Fatima Goss Graves is President and CEO of the National Women's Law Center. Goss Graves, who has served in numerous roles at NWLC for more than a decade, has spent her career fighting to advance opportunities for women and girls. She has a distinguished track record working across a broad set of issues central to women’s lives, including income security, health and reproductive rights, education access, and workplace fairness. She is among the co-founders of the TIME’S UP Legal Defense Fund. Prior to becoming NWLC's President, Goss Graves served as the Center’s Senior Vice President for Program, where she led the organization’s broad program agenda to advance progress and eliminate barriers in employment, education, health and reproductive rights and lift women and families out of poverty. Prior to that, as the Center’s Vice President for Education and Employment, she led the Center’s anti-discrimination initiatives, including work to promote equal pay, combat harassment and sexual assault at work and at school, and advance equal access to education programs, with a particular focus on outcomes for women and girls of color.

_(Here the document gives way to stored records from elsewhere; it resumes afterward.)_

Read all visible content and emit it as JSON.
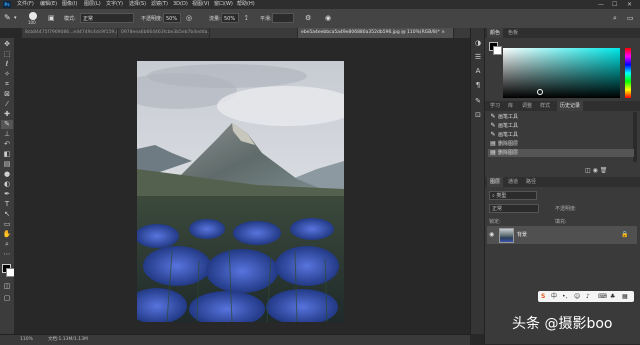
{
  "app": {
    "logo": "Ps"
  },
  "menubar": {
    "items": [
      "文件(F)",
      "编辑(E)",
      "图像(I)",
      "图层(L)",
      "文字(Y)",
      "选择(S)",
      "滤镜(T)",
      "3D(D)",
      "视图(V)",
      "窗口(W)",
      "帮助(H)"
    ],
    "window_controls": [
      "—",
      "☐",
      "✕"
    ]
  },
  "options": {
    "brush_size": "100",
    "mode_label": "模式:",
    "mode_value": "正常",
    "opacity_label": "不透明度:",
    "opacity_value": "50%",
    "flow_label": "流量:",
    "flow_value": "50%",
    "smooth_label": "平滑:"
  },
  "doc_tabs": [
    "8cb84475f7969086...e44749c4dc9f159.jpg @ 100%...",
    "0978eea6b664463fcbe3b5eb7b4edda.jpg @ 100%(R...",
    "ebe5a4eebbca5a49e806880a352db596.jpg @ 110%(RGB/8)* ×",
    ""
  ],
  "status": {
    "zoom": "110%",
    "doc_size": "文档:1.13M/1.13M"
  },
  "panels": {
    "color_tabs": [
      "颜色",
      "色板"
    ],
    "history_tabs": [
      "学习",
      "库",
      "调整",
      "样式",
      "历史记录"
    ],
    "history_items": [
      "画笔工具",
      "画笔工具",
      "画笔工具",
      "删除图层",
      "删除图层"
    ],
    "layers_tabs": [
      "图层",
      "通道",
      "路径"
    ],
    "layer_kind": "类型",
    "blend_mode": "正常",
    "opacity_label": "不透明度:",
    "lock_label": "锁定:",
    "fill_label": "填充:",
    "layer_name": "背景"
  },
  "watermark": {
    "text": "头条 @摄影boo"
  },
  "ime": {
    "brand": "S",
    "lang": "中"
  }
}
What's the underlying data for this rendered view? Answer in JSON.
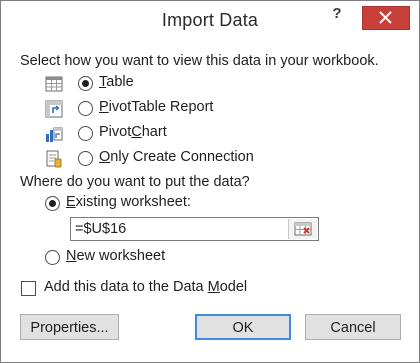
{
  "dialog": {
    "title": "Import Data",
    "help_label": "?",
    "close_icon": "close-icon"
  },
  "view_section": {
    "prompt": "Select how you want to view this data in your workbook.",
    "options": [
      {
        "label": "Table",
        "accel": "T",
        "rest": "able",
        "selected": true,
        "icon": "table-icon"
      },
      {
        "label": "PivotTable Report",
        "accel": "P",
        "rest": "ivotTable Report",
        "selected": false,
        "icon": "pivottable-icon"
      },
      {
        "label": "PivotChart",
        "pre": "Pivot",
        "accel": "C",
        "rest": "hart",
        "selected": false,
        "icon": "pivotchart-icon"
      },
      {
        "label": "Only Create Connection",
        "accel": "O",
        "rest": "nly Create Connection",
        "selected": false,
        "icon": "connection-icon"
      }
    ]
  },
  "location_section": {
    "prompt": "Where do you want to put the data?",
    "existing_label": "Existing worksheet:",
    "existing_accel": "E",
    "existing_rest": "xisting worksheet:",
    "existing_selected": true,
    "reference_value": "=$U$16",
    "new_label": "New worksheet",
    "new_accel": "N",
    "new_rest": "ew worksheet",
    "new_selected": false
  },
  "data_model": {
    "label": "Add this data to the Data Model",
    "accel": "M",
    "pre": "Add this data to the Data ",
    "rest": "odel",
    "checked": false
  },
  "buttons": {
    "properties": "Properties...",
    "ok": "OK",
    "cancel": "Cancel"
  }
}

Goss Graves has authored many articles, including "A Victory for Women’s Health Advocates," National Law Journal (2016) and "We Must Deal with K-12 Sexual Assault," National Law Journal (2015), and reports, including Unlocking Opportunity for African American Girls: A Call to Action for Educational Equity (2014), Reality Check: Seventeen Million Reasons Low-Wage Workers Need Strong Protections from Harassment (2014), and 50 Years and Counting: The Unfinished Business of Achieving Fair Pay (2013). Goss Graves received her B.A. from UCLA in 1998 and her J.D. from Yale Law School in 2001. She began her career as a litigator at the law firm of Mayer Brown LLP after clerking for the Honorable Diane P. Wood of the U.S. Court of Appeals for the Seventh Circuit. She currently serves as an advisor on the American Law Institute Project on Sexual and Gender-Based Misconduct on Campus and was on the EEOC Select Task Force on the Study of Harassment in the Workplace and a Ford Foundation Public Voices Fellow. She is widely recognized for her effectiveness in the complex public policy arena at both the state and federal levels, regularly testifies before Congress and federal agencies, and is a frequent speaker at conferences and other public education forums. Goss Graves appears often in print and on air as a legal expert on issues core to women’s lives, including in the New York TimesWall Street JournalWashington Post, AP, Chicago TribuneLA TimesSan Francisco Chronicle, CNN, MSNBC, and NPR.